Corporal Frederick David William Ferguson, MSM



Frederick David William Ferguson was born at Sandhill, near Derrygonnelly, County Fermanagh, on 22 November 1894, the eldest of thirteen children of farmer James Ferguson and his wife Mary Elizabeth (nee McBrien). At the time of the 1911 Census he was living at Sandhill with his parents and his ten siblings.

Ferguson enlisted in the North Irish Horse between 12 and 16 December 1912 (No.768 – later Corps of Hussars No.71099).

He embarked for France with A Squadron on 17 August 1914, seeing action in the retreat from Mons and advance to the Aisne. The squadron then served as escort and bodyguard to the BEF's commander-in-chief at St Omer from October 1914 until January 1916, when it was posted as divisional cavalry to the 55th Division. In May 1916 A Squadron came together with D and E Squadrons to form the 1st North Irish Horse Regiment, serving as corps cavalry to VII, XIX, then V Corps until February-March 1918, when the regiment was dismounted and converted to a cyclist unit, serving as corps cyclists to V Corps until the end of the war.

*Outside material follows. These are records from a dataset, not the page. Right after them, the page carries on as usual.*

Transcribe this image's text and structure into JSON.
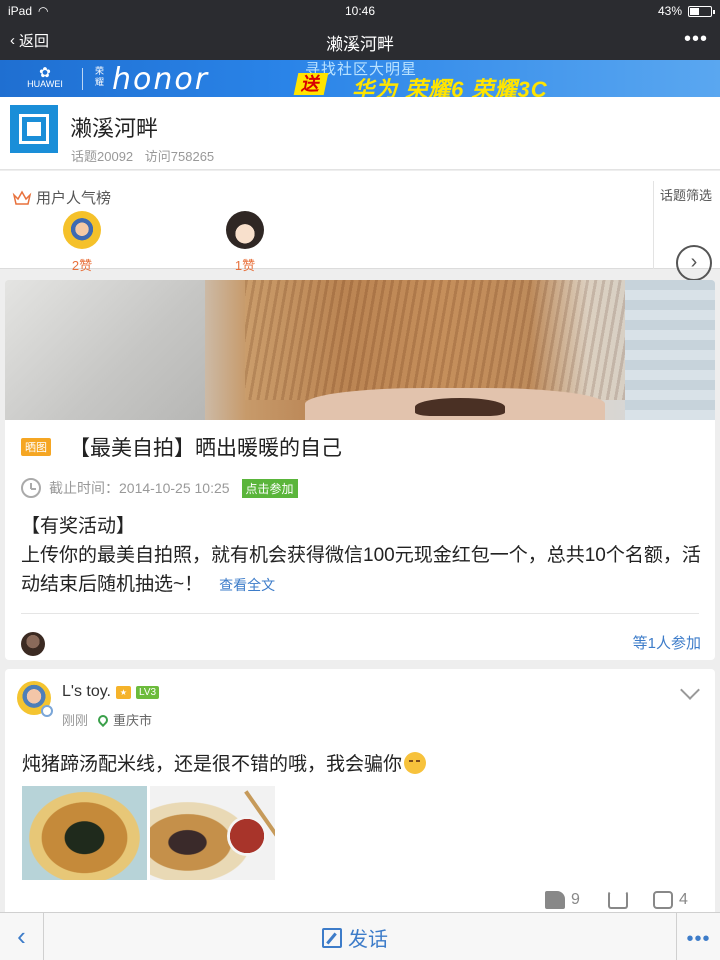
{
  "status_bar": {
    "device": "iPad",
    "time": "10:46",
    "battery_text": "43%",
    "battery_level": 0.43
  },
  "nav": {
    "back_label": "返回",
    "title": "濑溪河畔",
    "more_label": "•••"
  },
  "banner": {
    "brand_small": "HUAWEI",
    "brand_cn": "荣耀",
    "brand": "honor",
    "tagline": "寻找社区大明星",
    "send_label": "送",
    "promo": "华为 荣耀6 荣耀3C"
  },
  "forum": {
    "name": "濑溪河畔",
    "topics_label": "话题20092",
    "visits_label": "访问758265"
  },
  "popularity": {
    "title": "用户人气榜",
    "users": [
      {
        "likes": "2赞",
        "avatar": "cartoon-avatar-yellow"
      },
      {
        "likes": "1赞",
        "avatar": "cartoon-avatar-boy"
      }
    ],
    "filter_label": "话题筛选",
    "filter_arrow": "›"
  },
  "event": {
    "tag": "晒图",
    "title": "【最美自拍】晒出暖暖的自己",
    "deadline_label": "截止时间：",
    "deadline": "2014-10-25 10:25",
    "join_label": "点击参加",
    "body_heading": "【有奖活动】",
    "body": "上传你的最美自拍照，就有机会获得微信100元现金红包一个，总共10个名额，活动结束后随机抽选~！",
    "read_more": "查看全文",
    "participants": "等1人参加"
  },
  "post": {
    "username": "L's toy.",
    "level": "LV3",
    "time": "刚刚",
    "location": "重庆市",
    "text": "炖猪蹄汤配米线，还是很不错的哦，我会骗你",
    "likes": "9",
    "comments": "4"
  },
  "bottom_bar": {
    "back_icon": "‹",
    "post_label": "发话",
    "more_label": "•••"
  },
  "colors": {
    "nav_bg": "#2b2c30",
    "accent_blue": "#3d7cc9",
    "forum_logo": "#1a8ed8",
    "like_orange": "#e8713c",
    "join_green": "#5ab53b",
    "tag_orange": "#f5a623"
  }
}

According to family recollection, Ferguson served as batman to Lord Cole, who commanded A Squadron from August 1914 and the 1st NIH Regiment from May 1916 until February 1918. In June 1918 he (Ferguson) was one of two North Irish Horsemen awarded a Meritorious Service Medal "in recognition of valuable services rendered with the forces in France".

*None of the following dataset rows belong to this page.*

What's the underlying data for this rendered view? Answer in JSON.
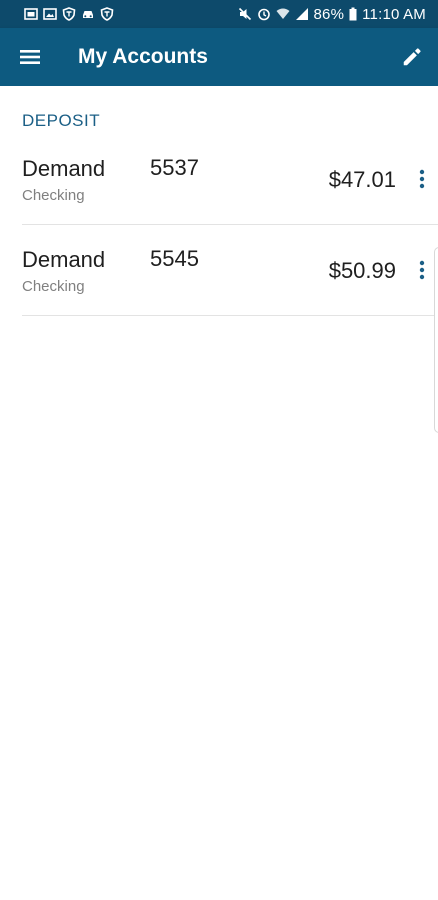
{
  "status_bar": {
    "battery": "86%",
    "time": "11:10 AM",
    "left_icons": [
      "gallery-icon",
      "image-icon",
      "shield-icon",
      "car-icon",
      "shield-icon"
    ],
    "right_icons": [
      "mute-icon",
      "alarm-icon",
      "wifi-icon",
      "signal-icon",
      "battery-icon"
    ]
  },
  "app_bar": {
    "title": "My Accounts",
    "menu_icon": "hamburger-menu-icon",
    "edit_icon": "pencil-icon"
  },
  "section": {
    "header": "DEPOSIT"
  },
  "accounts": [
    {
      "name": "Demand",
      "type": "Checking",
      "number": "5537",
      "balance": "$47.01"
    },
    {
      "name": "Demand",
      "type": "Checking",
      "number": "5545",
      "balance": "$50.99"
    }
  ],
  "colors": {
    "status_bar": "#0d4a6b",
    "app_bar": "#0d5a80",
    "section_header": "#1b5f86",
    "more_dots": "#1b5f86"
  }
}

In 1918 he applied for a Commission and was sent for training at No.23 Officer Cadet Battalion, Catterick. However it appear he was unsuccessful, for he later returned to the regiment.

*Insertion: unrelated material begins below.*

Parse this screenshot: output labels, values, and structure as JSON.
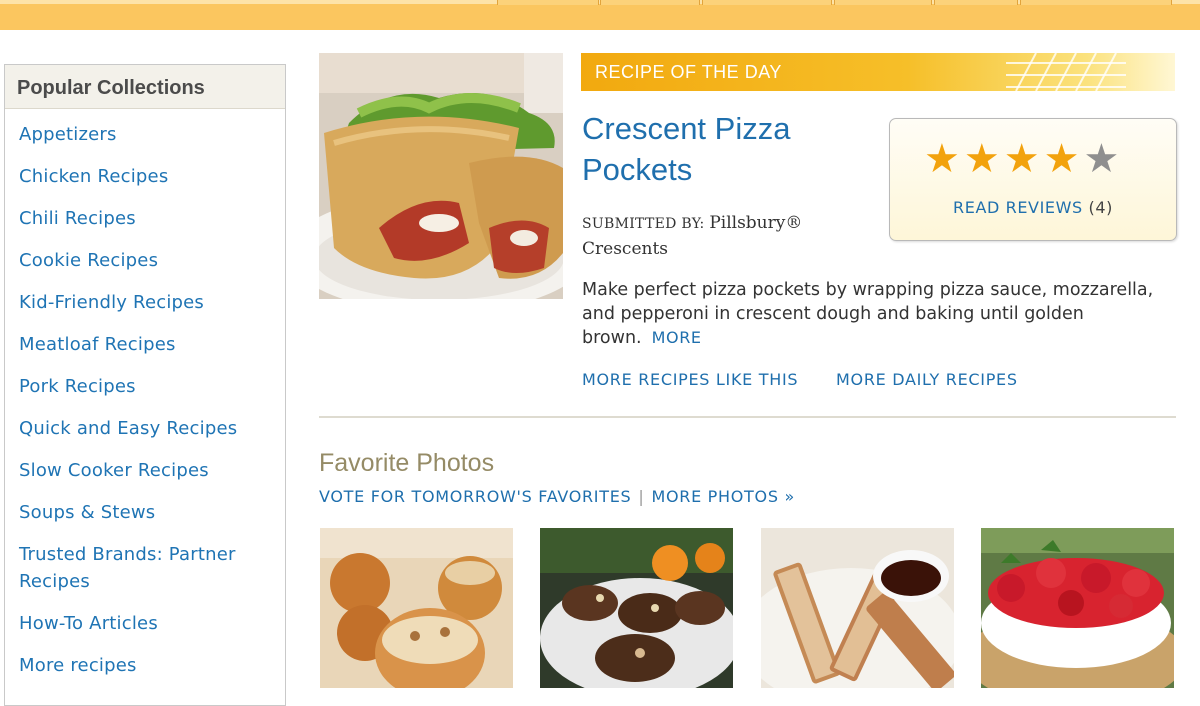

Ferguson was demobilised and transferred to Class Z, Army Reserve, on 14 March 1919.

After the war he returned to Derrygonnelly, working as a commercial traveller, until June 1924, when he emigrated to the United States. Some years later he returned to the UK, living with his wife Irene in Liverpool and thence returned to Derrygonnelly, where he worked in various business ventures, including as a publican, while living on the family farm until his death on 29 September 1972. He is buried in the family plot at Inishmacsaint Parish Church in Derrygonnelly.


One of Ferguson's brothers, Henry Edward (Harry, born 1897), also served in the First World War, in the 11th (Service) Battalion (Donegal and Fermanagh), Royal Inniskilling Fusiliers (No.14061). He was wounded early on the morning of the Thiepval offensive, Somme, on 1 July 1916, and after extensive convalescence transferred to the Army Service Corps (No. M/380450). He subsequently returned to Fermanagh, where he died on 25 February 1942. Three younger brothers, Mervyn, John and Reginald saw service in the Second World War. Major G.R. Ferguson (Royal Engineers) was reported missing in August 1942 in the Burma Campaign.


Image and much of the family information above kindly provided by David Kernohan.